### What you are asked to do
In the entries below, how many lines contain the string "가든파이브"? Give the number by itself.

[Stored dataset items]
-- Opening Marker --
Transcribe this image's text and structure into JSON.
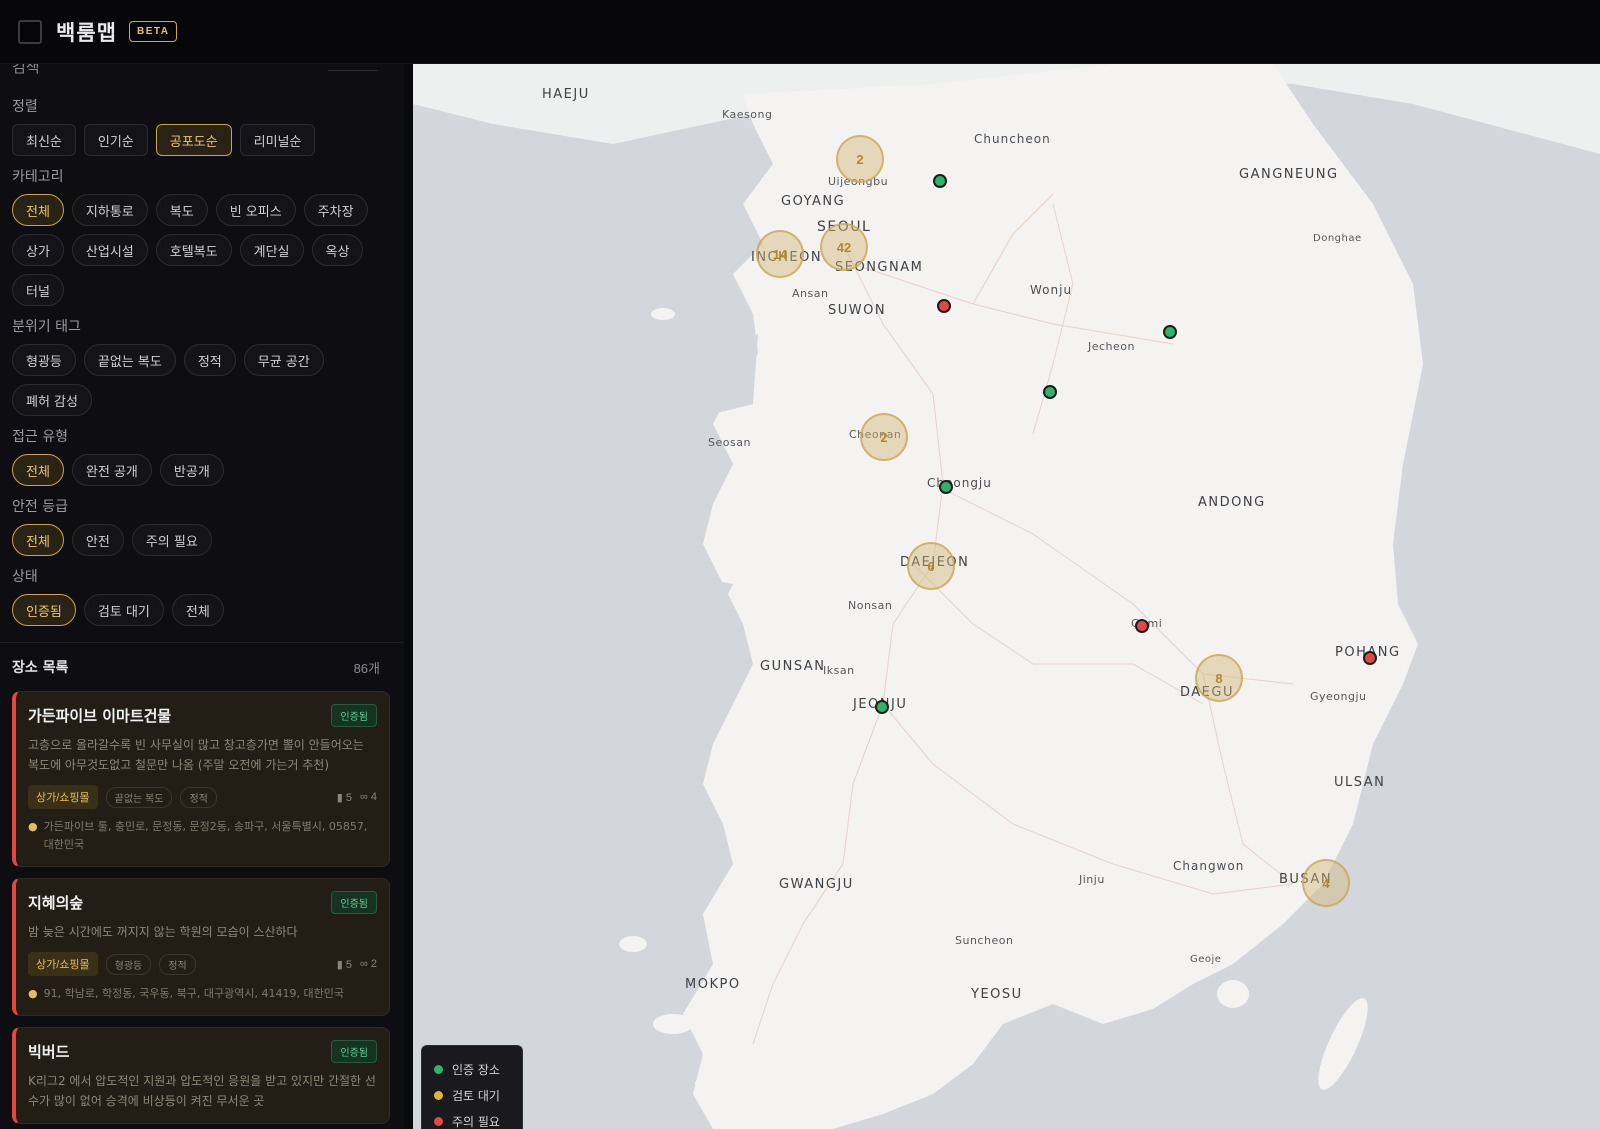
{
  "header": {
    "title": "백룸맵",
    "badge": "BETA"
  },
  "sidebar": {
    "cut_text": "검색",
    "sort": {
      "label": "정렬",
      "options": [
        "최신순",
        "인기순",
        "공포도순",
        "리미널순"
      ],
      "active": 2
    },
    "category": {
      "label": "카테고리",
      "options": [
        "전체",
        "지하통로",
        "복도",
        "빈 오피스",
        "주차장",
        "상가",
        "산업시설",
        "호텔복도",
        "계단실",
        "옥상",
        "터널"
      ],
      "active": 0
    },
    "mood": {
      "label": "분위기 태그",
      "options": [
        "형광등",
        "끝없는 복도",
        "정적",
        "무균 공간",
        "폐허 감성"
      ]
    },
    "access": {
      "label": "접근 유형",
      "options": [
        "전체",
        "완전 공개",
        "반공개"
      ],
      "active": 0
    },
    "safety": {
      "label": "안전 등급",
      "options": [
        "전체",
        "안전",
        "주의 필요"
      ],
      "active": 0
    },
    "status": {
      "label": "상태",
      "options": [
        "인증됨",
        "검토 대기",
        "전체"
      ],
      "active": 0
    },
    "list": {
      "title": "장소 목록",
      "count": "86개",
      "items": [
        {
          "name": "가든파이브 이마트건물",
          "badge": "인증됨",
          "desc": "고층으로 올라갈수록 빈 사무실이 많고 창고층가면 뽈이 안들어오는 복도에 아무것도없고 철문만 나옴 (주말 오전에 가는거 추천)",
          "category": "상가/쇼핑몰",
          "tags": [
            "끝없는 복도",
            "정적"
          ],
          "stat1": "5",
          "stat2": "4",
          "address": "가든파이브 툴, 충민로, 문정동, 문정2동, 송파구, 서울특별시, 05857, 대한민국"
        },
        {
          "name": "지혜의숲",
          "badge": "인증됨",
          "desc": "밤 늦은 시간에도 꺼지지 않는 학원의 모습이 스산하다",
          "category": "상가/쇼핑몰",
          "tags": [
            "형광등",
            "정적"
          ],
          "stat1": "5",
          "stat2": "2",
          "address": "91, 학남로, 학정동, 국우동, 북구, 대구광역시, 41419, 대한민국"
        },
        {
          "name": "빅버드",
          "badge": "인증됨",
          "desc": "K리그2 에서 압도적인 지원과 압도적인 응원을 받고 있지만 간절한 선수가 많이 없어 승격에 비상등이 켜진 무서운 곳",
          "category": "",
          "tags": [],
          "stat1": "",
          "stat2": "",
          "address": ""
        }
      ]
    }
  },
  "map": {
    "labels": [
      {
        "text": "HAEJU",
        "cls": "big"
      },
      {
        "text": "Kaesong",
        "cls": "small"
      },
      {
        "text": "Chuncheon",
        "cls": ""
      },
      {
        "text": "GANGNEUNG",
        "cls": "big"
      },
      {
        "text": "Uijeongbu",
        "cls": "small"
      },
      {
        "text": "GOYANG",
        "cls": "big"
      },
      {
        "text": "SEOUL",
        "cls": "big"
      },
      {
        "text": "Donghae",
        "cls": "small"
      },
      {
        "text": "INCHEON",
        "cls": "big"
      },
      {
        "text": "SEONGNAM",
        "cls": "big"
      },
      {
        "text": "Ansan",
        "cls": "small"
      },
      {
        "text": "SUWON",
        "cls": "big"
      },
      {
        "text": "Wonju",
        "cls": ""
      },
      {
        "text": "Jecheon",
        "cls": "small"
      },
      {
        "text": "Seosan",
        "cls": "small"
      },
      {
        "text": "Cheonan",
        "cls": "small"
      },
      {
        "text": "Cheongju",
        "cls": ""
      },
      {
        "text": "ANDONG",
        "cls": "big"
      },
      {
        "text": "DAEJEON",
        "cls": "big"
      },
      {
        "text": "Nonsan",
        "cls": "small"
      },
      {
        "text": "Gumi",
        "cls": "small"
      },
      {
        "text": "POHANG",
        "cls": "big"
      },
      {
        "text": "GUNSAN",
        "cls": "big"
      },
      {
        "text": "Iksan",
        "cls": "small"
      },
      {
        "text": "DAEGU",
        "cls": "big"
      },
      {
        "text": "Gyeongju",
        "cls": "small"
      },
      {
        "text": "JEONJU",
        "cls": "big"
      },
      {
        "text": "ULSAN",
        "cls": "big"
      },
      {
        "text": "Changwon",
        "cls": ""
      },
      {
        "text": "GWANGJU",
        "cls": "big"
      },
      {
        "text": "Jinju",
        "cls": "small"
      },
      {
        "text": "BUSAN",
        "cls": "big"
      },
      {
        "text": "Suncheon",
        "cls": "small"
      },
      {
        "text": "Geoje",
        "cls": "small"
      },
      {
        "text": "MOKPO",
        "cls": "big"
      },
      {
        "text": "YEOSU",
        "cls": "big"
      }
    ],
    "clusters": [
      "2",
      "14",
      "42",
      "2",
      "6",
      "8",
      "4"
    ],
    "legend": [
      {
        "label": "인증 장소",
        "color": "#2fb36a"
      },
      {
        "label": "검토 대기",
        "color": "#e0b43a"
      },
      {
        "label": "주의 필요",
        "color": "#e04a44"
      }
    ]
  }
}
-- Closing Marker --
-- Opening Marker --
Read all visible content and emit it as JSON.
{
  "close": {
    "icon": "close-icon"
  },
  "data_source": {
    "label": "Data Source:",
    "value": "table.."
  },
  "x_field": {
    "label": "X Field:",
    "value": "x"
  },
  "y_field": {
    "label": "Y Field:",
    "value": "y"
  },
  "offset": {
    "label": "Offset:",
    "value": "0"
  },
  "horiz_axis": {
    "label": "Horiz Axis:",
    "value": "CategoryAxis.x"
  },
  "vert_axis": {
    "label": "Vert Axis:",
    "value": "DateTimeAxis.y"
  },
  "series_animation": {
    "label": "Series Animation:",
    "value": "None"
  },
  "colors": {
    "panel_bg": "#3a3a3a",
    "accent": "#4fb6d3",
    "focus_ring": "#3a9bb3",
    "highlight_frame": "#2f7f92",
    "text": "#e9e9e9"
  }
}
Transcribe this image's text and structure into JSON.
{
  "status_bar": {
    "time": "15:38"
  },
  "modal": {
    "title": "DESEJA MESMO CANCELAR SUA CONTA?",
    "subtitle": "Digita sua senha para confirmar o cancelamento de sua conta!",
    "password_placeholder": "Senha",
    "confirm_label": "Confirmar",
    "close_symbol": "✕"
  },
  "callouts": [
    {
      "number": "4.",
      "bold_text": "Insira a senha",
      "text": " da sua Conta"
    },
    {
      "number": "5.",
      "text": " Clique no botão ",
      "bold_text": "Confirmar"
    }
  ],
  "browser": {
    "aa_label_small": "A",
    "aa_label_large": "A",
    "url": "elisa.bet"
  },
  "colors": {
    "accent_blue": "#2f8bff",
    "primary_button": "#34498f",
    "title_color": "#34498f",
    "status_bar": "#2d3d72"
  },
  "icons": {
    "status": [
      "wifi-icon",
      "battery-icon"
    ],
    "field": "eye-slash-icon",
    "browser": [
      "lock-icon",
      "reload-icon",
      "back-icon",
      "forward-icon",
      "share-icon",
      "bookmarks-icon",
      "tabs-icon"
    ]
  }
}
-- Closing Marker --
### Output for this task
2